Archived

teaches
Common Core State Standards
CCSS.Math.Content.4.NF.B.4a
http://corestandards.org/Math/Content/4/NF/B/4/a

teaches
Common Core State Standards
CCSS.Math.Content.4.NF.B.4c
http://corestandards.org/Math/Content/4/NF/B/4/c

teaches
Common Core State Standards
CCSS.Math.Practice.MP1
http://corestandards.org/Math/Practice/MP1

teaches
Common Core State Standards
CCSS.Math.Practice.MP8
http://corestandards.org/Math/Practice/MP8

Lesson objective: Understand that every non-unit fraction is a multiple of the unit fraction with the same denominator.

Students bring prior knowledge of adding fractions from 4.NF.B.3. This prior knowledge is extended to recognize that multiplication can be used to calculate repeated addition problems more efficiently as students represent situations using both repeated addition and multiplication. A conceptual challenge students may encounter is understanding why the denominator in a fraction does not change when the fraction is multiplied by a whole number.

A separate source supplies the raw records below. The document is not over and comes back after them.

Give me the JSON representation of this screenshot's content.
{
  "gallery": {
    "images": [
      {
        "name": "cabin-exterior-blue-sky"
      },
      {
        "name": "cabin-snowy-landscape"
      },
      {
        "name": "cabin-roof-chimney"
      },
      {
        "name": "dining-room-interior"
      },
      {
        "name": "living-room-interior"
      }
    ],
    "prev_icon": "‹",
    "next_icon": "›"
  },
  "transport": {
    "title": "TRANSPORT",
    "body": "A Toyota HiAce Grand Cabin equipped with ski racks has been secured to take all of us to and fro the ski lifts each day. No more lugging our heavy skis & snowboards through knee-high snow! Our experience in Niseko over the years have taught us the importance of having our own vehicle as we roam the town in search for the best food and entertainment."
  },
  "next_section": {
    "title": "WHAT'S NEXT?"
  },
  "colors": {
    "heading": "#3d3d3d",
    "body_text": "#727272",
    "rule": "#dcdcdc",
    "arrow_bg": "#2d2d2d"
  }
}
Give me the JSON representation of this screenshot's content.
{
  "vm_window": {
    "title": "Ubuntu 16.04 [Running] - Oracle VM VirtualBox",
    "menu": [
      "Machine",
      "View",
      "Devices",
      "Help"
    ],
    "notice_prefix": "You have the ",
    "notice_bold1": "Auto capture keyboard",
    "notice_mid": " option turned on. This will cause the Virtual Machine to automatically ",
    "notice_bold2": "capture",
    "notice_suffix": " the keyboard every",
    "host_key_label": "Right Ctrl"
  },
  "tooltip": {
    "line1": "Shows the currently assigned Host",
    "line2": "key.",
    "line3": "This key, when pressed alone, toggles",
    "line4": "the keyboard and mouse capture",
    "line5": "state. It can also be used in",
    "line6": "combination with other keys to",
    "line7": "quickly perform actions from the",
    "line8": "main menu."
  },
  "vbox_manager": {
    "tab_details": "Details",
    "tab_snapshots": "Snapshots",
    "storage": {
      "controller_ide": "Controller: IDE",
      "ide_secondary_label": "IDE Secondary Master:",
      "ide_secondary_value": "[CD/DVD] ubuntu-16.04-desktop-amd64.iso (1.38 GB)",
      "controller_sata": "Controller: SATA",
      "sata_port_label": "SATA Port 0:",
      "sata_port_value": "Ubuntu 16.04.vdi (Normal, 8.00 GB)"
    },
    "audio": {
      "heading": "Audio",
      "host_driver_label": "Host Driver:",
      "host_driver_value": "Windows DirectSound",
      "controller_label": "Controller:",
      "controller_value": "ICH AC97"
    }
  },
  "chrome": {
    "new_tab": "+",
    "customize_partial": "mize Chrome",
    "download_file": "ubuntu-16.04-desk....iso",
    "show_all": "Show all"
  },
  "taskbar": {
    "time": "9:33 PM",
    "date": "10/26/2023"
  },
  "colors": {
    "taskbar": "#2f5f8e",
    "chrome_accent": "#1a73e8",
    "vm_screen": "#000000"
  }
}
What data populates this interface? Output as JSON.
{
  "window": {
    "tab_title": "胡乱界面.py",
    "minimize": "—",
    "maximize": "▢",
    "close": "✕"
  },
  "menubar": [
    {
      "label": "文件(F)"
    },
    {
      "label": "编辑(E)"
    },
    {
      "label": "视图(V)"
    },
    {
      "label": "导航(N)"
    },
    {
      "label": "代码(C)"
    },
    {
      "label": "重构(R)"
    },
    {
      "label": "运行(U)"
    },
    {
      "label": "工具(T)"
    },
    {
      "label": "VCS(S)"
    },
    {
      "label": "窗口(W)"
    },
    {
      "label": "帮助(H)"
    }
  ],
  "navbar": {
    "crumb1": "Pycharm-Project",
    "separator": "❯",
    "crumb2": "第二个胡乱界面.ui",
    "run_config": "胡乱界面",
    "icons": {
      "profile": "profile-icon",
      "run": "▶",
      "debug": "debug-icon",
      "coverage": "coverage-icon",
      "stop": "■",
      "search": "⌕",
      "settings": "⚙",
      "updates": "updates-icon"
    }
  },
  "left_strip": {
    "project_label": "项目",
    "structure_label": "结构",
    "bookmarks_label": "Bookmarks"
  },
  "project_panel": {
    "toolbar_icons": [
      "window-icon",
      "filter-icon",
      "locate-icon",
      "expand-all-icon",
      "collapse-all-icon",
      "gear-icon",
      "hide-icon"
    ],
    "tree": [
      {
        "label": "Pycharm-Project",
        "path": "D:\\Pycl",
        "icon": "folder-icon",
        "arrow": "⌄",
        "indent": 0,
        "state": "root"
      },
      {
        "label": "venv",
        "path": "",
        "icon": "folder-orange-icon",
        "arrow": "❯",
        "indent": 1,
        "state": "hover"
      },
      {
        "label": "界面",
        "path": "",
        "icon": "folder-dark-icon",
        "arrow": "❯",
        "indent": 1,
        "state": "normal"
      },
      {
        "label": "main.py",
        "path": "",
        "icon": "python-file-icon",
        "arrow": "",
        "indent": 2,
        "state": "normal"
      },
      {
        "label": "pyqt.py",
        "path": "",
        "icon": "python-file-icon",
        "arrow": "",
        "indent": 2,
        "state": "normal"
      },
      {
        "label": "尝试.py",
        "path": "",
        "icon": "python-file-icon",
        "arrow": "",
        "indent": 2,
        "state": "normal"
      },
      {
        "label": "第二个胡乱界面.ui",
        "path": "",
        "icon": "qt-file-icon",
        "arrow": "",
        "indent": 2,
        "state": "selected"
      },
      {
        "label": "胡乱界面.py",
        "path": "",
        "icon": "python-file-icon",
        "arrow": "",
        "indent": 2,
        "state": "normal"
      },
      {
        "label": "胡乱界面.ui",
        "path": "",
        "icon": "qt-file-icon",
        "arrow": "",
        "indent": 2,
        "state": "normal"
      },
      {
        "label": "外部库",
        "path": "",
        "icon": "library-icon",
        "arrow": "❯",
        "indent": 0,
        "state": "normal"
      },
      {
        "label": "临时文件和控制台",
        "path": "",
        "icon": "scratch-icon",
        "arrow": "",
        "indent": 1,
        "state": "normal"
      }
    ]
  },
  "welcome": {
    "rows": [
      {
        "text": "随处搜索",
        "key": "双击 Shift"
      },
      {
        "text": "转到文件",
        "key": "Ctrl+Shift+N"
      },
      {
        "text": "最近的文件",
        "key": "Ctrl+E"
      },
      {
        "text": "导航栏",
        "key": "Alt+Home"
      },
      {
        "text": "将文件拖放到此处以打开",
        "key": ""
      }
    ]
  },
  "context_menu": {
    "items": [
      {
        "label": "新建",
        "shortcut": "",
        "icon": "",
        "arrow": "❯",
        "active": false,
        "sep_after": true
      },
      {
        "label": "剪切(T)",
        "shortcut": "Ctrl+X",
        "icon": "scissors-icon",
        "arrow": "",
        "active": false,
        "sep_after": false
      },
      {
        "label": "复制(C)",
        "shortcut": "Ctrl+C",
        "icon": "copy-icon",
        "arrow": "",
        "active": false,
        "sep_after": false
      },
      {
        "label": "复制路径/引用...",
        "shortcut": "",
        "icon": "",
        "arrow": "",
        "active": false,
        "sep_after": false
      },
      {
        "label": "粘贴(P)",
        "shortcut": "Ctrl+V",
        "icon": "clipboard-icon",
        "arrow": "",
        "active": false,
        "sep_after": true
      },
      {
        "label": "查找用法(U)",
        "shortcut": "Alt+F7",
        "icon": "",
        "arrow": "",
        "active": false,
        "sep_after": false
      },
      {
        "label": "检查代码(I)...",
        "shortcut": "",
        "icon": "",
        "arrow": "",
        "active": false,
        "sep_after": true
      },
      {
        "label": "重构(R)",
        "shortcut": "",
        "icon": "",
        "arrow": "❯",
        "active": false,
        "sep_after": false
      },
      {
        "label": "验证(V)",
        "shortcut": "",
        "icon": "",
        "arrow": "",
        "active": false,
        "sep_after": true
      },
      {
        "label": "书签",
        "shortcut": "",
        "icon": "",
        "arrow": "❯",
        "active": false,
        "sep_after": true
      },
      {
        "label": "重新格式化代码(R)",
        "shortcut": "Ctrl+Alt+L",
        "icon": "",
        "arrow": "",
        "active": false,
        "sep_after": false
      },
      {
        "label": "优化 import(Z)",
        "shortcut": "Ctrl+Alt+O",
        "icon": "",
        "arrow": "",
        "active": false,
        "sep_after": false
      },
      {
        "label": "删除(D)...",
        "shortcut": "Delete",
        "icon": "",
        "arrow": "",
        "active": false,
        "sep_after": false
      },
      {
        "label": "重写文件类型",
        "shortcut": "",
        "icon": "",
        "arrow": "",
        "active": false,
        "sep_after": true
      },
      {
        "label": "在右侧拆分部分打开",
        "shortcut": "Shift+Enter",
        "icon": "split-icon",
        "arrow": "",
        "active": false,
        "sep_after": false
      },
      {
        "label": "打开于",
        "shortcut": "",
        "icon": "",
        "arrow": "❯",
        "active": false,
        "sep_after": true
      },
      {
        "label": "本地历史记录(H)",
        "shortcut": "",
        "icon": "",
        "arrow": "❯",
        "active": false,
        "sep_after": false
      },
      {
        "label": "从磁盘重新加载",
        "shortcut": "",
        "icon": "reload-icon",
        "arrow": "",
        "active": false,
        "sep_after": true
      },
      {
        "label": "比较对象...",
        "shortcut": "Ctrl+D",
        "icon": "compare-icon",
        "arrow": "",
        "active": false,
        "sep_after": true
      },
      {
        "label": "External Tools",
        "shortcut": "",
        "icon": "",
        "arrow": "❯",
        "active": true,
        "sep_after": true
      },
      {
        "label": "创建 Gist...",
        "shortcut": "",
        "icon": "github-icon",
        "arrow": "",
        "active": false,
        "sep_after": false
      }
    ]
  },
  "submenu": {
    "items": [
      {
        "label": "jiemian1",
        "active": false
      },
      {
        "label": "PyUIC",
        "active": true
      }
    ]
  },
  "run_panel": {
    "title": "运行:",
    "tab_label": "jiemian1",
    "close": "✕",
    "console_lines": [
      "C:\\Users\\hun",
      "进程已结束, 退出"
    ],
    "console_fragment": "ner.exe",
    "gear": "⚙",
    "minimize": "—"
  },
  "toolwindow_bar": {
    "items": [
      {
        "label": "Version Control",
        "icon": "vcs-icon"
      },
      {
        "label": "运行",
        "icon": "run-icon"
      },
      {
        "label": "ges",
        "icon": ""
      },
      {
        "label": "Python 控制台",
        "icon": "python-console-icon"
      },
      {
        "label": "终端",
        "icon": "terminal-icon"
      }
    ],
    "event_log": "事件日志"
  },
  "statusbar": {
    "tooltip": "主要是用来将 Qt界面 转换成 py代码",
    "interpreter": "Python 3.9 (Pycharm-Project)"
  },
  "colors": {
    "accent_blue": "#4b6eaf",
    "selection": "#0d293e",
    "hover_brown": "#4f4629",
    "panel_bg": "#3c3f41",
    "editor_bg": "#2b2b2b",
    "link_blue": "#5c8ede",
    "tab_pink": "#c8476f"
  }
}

The concept is developed through work with a number line, which allows students to see the connection between repeated addition and multiplication and illustrates that the size of the fraction pieces remains constant, even when a multiplication problem results in more fraction pieces.

This work helps students deepen their understanding of operations because it highlights that the definition of multiplication remains constant, whether students are working with whole numbers or fractions. This work also helps students deepen their understanding of number as it reinforces their understanding that fractions are numbers.

Students engage in Mathematical Practice 8 (look for and express regularity in repeated reasoning) as they notice that instead of repeatedly adding the same unit fraction, they can multiply the unit fraction, and they begin to develop the algorithm a x 1/b = a/b.

**Key vocabulary:**

- denominator
- multiple
- unit fraction